→ Aim of the task
Set down every entry exactly as it was written.

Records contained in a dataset
|---|

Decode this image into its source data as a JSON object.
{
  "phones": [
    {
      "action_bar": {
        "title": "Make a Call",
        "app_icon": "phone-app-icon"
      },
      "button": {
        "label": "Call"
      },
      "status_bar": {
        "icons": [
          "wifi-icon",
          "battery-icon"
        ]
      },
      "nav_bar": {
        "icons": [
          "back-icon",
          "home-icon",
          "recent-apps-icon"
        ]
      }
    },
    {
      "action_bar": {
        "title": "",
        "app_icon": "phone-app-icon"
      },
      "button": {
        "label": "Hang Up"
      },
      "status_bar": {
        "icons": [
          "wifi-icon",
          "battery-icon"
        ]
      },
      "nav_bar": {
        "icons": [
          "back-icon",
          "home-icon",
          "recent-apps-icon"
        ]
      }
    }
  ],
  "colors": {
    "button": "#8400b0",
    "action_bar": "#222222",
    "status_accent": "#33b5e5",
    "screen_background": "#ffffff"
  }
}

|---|

→ Response area
Decode this image into its source data as a JSON object.
{
  "phones": [
    {
      "action_bar": {
        "title": "Make a Call",
        "app_icon": "phone-app-icon"
      },
      "button": {
        "label": "Call"
      },
      "status_bar": {
        "icons": [
          "wifi-icon",
          "battery-icon"
        ]
      },
      "nav_bar": {
        "icons": [
          "back-icon",
          "home-icon",
          "recent-apps-icon"
        ]
      }
    },
    {
      "action_bar": {
        "title": "",
        "app_icon": "phone-app-icon"
      },
      "button": {
        "label": "Hang Up"
      },
      "status_bar": {
        "icons": [
          "wifi-icon",
          "battery-icon"
        ]
      },
      "nav_bar": {
        "icons": [
          "back-icon",
          "home-icon",
          "recent-apps-icon"
        ]
      }
    }
  ],
  "colors": {
    "button": "#8400b0",
    "action_bar": "#222222",
    "status_accent": "#33b5e5",
    "screen_background": "#ffffff"
  }
}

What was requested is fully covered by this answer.